* DATA SUPPLIED *

# # # #

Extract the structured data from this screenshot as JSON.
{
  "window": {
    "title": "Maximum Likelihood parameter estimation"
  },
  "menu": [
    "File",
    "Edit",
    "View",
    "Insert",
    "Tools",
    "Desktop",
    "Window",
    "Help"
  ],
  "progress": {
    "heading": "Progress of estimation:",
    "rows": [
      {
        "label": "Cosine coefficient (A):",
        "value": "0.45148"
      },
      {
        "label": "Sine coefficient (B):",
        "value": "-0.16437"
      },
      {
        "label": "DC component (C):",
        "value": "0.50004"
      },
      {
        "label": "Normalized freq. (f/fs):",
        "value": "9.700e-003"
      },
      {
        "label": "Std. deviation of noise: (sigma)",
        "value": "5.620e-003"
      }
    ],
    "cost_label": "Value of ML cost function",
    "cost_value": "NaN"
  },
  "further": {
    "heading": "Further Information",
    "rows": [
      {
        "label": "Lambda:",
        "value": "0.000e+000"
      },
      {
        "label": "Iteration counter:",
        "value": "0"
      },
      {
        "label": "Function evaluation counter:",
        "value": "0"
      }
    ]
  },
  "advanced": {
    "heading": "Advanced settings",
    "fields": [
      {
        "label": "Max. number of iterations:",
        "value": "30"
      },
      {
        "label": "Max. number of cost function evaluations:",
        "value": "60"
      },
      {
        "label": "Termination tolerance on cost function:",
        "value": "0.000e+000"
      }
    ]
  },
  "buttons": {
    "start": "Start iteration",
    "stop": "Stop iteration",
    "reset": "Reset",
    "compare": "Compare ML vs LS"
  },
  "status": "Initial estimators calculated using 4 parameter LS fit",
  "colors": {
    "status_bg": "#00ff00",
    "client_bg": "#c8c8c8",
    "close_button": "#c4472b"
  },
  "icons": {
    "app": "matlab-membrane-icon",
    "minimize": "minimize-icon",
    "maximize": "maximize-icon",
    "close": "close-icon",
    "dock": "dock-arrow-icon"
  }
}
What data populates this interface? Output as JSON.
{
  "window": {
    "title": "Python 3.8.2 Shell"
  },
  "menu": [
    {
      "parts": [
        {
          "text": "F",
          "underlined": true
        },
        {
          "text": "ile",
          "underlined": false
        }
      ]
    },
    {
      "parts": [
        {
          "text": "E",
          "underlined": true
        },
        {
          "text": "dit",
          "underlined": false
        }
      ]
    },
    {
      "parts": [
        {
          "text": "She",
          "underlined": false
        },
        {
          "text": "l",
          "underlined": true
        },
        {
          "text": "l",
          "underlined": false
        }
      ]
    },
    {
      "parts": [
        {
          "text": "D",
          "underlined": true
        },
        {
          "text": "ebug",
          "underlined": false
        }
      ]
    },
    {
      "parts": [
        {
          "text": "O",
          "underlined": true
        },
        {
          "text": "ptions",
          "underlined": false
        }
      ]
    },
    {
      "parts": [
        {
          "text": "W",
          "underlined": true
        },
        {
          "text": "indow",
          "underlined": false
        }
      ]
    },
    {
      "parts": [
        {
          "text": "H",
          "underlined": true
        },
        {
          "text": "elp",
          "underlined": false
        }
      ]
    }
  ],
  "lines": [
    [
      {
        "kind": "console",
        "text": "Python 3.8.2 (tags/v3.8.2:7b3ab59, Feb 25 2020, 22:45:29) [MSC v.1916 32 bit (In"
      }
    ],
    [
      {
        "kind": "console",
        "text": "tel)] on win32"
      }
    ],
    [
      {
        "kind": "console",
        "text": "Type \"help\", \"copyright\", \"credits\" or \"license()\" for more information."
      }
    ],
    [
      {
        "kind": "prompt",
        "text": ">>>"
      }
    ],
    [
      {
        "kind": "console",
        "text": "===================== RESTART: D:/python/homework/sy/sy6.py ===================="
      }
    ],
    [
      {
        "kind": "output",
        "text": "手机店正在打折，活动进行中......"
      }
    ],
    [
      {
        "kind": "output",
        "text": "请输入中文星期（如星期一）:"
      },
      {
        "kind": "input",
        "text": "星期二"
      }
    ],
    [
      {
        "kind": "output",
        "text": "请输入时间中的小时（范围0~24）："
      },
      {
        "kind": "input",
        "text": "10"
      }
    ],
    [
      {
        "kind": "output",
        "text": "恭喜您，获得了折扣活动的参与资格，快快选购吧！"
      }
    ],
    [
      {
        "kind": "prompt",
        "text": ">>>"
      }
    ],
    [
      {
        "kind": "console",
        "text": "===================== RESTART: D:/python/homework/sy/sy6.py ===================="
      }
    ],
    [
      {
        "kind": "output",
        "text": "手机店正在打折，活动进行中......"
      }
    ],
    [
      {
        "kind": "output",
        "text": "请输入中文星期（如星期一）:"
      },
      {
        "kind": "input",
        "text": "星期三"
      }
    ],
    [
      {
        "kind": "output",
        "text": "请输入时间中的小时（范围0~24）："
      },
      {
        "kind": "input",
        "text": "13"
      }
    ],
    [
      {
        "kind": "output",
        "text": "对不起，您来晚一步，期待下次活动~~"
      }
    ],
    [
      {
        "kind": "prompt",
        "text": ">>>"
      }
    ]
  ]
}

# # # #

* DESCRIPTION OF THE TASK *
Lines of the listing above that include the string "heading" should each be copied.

* WRITTEN SOLUTION *
    "heading": "Progress of estimation:",
    "heading": "Further Information",
    "heading": "Advanced settings",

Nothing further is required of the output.